Rai did however obtain permission from the same Palermo superintendent who later reported Benedetto to the police, to broadcast images of the Caravaggio. The priest’s warning became prophecy – mere months later, the Nativity was stolen.

The 2001 interview lay locked in a drawer until last year, when the the Sicilian association Amici dei Musei, which is promoting the restoration of the Oratory of San Lorenzo, learned that Benedetto had given an interview and got in touch with D’Anolfi. It asked him to organise an exclusive screening in Palermo on the 50th anniversary of the theft.
The director said he had not realised the importance of what Benedetto was telling him at the time. He said: “The priest said he had informed the police about all this. To be honest, I thought that the information contained in that interview was already in the possession of the authorities.

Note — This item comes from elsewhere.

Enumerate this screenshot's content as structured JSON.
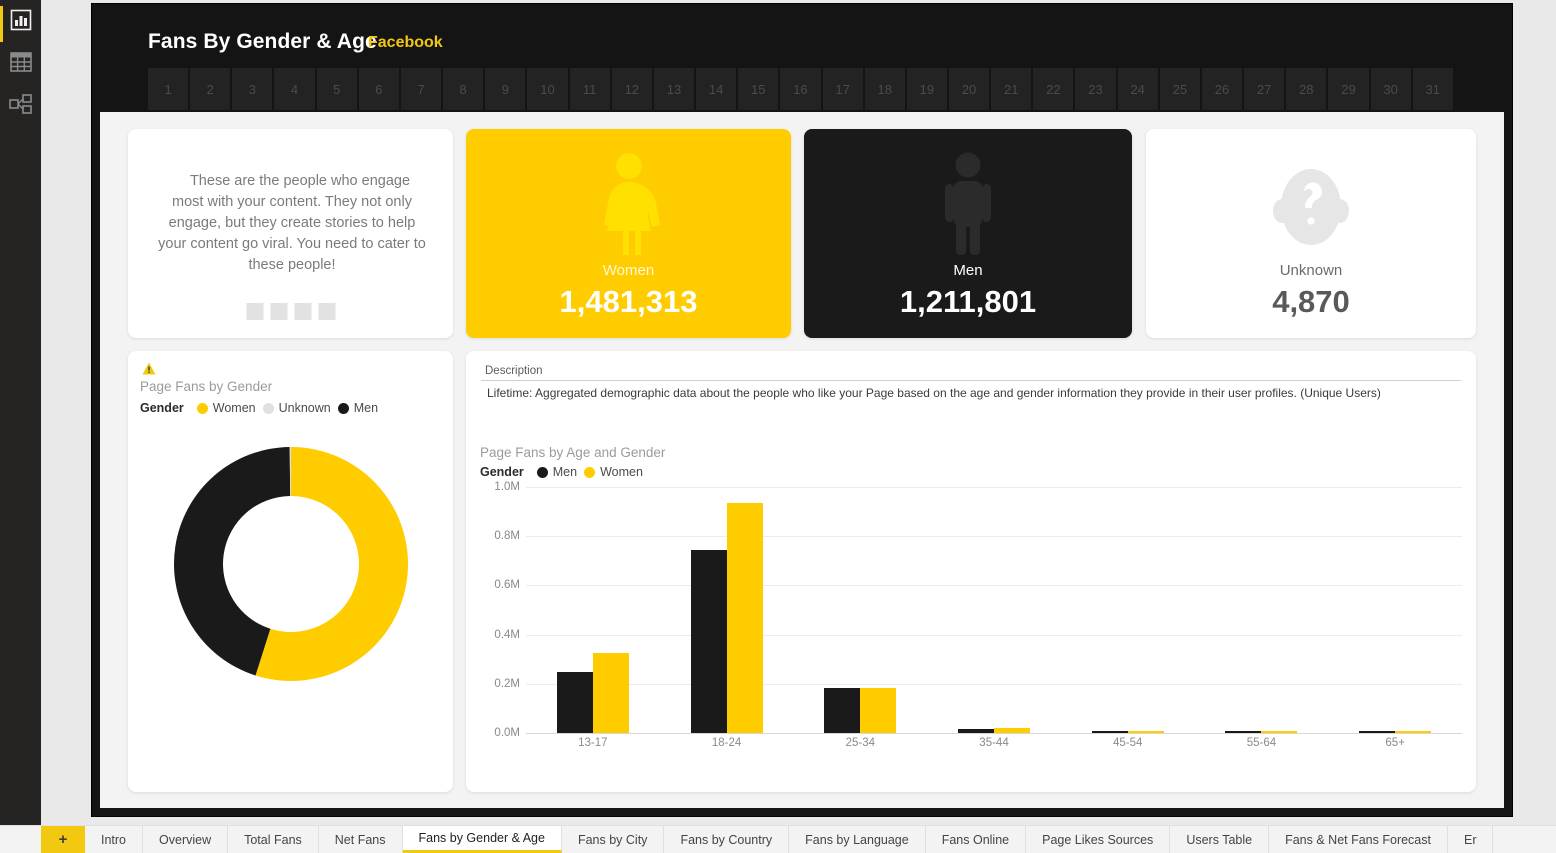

“However, in hindsight, Benedetto’s revelations look more credible now that the recent investigation has confirmed his version of the facts. Sometimes I think that if this interview came out before, maybe people would have thought he was just a crazy priest.”
The unedited interview will be shown at Palermo’s Teatro Biondo on 15 October, during a week of cultural activities supported by the association Le Vie dei Tesori featuring other stolen artworks still missing

No comments: